Source data
# # #
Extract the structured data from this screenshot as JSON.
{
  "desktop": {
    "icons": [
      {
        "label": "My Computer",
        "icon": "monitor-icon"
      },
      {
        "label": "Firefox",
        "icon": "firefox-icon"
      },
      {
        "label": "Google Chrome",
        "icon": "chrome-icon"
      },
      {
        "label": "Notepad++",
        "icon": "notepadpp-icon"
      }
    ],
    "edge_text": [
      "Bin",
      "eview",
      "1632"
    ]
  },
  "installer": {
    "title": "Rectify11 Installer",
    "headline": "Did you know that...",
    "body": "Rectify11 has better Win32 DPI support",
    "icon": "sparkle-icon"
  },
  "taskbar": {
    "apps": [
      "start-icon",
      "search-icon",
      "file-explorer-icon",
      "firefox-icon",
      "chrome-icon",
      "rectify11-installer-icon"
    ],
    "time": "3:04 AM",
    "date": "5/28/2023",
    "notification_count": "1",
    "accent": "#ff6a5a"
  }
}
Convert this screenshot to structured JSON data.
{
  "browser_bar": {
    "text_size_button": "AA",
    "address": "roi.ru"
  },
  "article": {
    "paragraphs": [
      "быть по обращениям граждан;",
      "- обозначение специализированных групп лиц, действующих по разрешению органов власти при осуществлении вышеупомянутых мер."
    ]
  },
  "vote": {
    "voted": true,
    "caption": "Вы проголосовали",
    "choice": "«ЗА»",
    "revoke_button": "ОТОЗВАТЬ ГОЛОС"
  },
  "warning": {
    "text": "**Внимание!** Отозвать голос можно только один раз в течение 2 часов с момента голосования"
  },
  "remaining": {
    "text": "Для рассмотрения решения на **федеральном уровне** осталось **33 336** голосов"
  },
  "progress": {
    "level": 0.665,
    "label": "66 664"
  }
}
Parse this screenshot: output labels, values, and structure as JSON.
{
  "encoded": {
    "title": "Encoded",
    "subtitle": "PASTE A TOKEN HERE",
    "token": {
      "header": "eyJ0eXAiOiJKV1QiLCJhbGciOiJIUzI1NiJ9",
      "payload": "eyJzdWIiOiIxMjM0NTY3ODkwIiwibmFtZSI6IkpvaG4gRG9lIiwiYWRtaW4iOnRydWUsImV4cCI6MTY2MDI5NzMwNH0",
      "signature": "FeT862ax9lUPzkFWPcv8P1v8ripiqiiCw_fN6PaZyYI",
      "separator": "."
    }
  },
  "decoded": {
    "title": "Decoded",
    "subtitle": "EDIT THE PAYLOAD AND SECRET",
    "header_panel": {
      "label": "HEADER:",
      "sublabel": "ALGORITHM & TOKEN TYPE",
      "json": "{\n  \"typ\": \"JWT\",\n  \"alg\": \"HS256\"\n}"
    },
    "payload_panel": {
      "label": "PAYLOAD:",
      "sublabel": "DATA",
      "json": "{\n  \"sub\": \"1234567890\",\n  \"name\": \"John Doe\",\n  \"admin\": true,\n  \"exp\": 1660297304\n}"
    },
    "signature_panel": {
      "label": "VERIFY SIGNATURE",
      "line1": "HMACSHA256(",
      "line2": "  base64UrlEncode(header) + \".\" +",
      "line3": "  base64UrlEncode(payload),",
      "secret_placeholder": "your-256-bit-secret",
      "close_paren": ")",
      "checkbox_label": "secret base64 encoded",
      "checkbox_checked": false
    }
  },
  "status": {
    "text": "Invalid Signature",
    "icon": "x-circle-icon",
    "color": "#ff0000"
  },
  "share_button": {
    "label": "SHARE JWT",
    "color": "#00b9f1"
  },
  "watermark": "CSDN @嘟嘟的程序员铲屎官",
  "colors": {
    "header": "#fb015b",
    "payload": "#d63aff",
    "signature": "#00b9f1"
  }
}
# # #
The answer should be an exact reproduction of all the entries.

Extract the structured data from this screenshot as JSON.
{
  "desktop": {
    "icons": [
      {
        "label": "My Computer",
        "icon": "monitor-icon"
      },
      {
        "label": "Firefox",
        "icon": "firefox-icon"
      },
      {
        "label": "Google Chrome",
        "icon": "chrome-icon"
      },
      {
        "label": "Notepad++",
        "icon": "notepadpp-icon"
      }
    ],
    "edge_text": [
      "Bin",
      "eview",
      "1632"
    ]
  },
  "installer": {
    "title": "Rectify11 Installer",
    "headline": "Did you know that...",
    "body": "Rectify11 has better Win32 DPI support",
    "icon": "sparkle-icon"
  },
  "taskbar": {
    "apps": [
      "start-icon",
      "search-icon",
      "file-explorer-icon",
      "firefox-icon",
      "chrome-icon",
      "rectify11-installer-icon"
    ],
    "time": "3:04 AM",
    "date": "5/28/2023",
    "notification_count": "1",
    "accent": "#ff6a5a"
  }
}
Convert this screenshot to structured JSON data.
{
  "browser_bar": {
    "text_size_button": "AA",
    "address": "roi.ru"
  },
  "article": {
    "paragraphs": [
      "быть по обращениям граждан;",
      "- обозначение специализированных групп лиц, действующих по разрешению органов власти при осуществлении вышеупомянутых мер."
    ]
  },
  "vote": {
    "voted": true,
    "caption": "Вы проголосовали",
    "choice": "«ЗА»",
    "revoke_button": "ОТОЗВАТЬ ГОЛОС"
  },
  "warning": {
    "text": "**Внимание!** Отозвать голос можно только один раз в течение 2 часов с момента голосования"
  },
  "remaining": {
    "text": "Для рассмотрения решения на **федеральном уровне** осталось **33 336** голосов"
  },
  "progress": {
    "level": 0.665,
    "label": "66 664"
  }
}
Parse this screenshot: output labels, values, and structure as JSON.
{
  "encoded": {
    "title": "Encoded",
    "subtitle": "PASTE A TOKEN HERE",
    "token": {
      "header": "eyJ0eXAiOiJKV1QiLCJhbGciOiJIUzI1NiJ9",
      "payload": "eyJzdWIiOiIxMjM0NTY3ODkwIiwibmFtZSI6IkpvaG4gRG9lIiwiYWRtaW4iOnRydWUsImV4cCI6MTY2MDI5NzMwNH0",
      "signature": "FeT862ax9lUPzkFWPcv8P1v8ripiqiiCw_fN6PaZyYI",
      "separator": "."
    }
  },
  "decoded": {
    "title": "Decoded",
    "subtitle": "EDIT THE PAYLOAD AND SECRET",
    "header_panel": {
      "label": "HEADER:",
      "sublabel": "ALGORITHM & TOKEN TYPE",
      "json": "{\n  \"typ\": \"JWT\",\n  \"alg\": \"HS256\"\n}"
    },
    "payload_panel": {
      "label": "PAYLOAD:",
      "sublabel": "DATA",
      "json": "{\n  \"sub\": \"1234567890\",\n  \"name\": \"John Doe\",\n  \"admin\": true,\n  \"exp\": 1660297304\n}"
    },
    "signature_panel": {
      "label": "VERIFY SIGNATURE",
      "line1": "HMACSHA256(",
      "line2": "  base64UrlEncode(header) + \".\" +",
      "line3": "  base64UrlEncode(payload),",
      "secret_placeholder": "your-256-bit-secret",
      "close_paren": ")",
      "checkbox_label": "secret base64 encoded",
      "checkbox_checked": false
    }
  },
  "status": {
    "text": "Invalid Signature",
    "icon": "x-circle-icon",
    "color": "#ff0000"
  },
  "share_button": {
    "label": "SHARE JWT",
    "color": "#00b9f1"
  },
  "watermark": "CSDN @嘟嘟的程序员铲屎官",
  "colors": {
    "header": "#fb015b",
    "payload": "#d63aff",
    "signature": "#00b9f1"
  }
}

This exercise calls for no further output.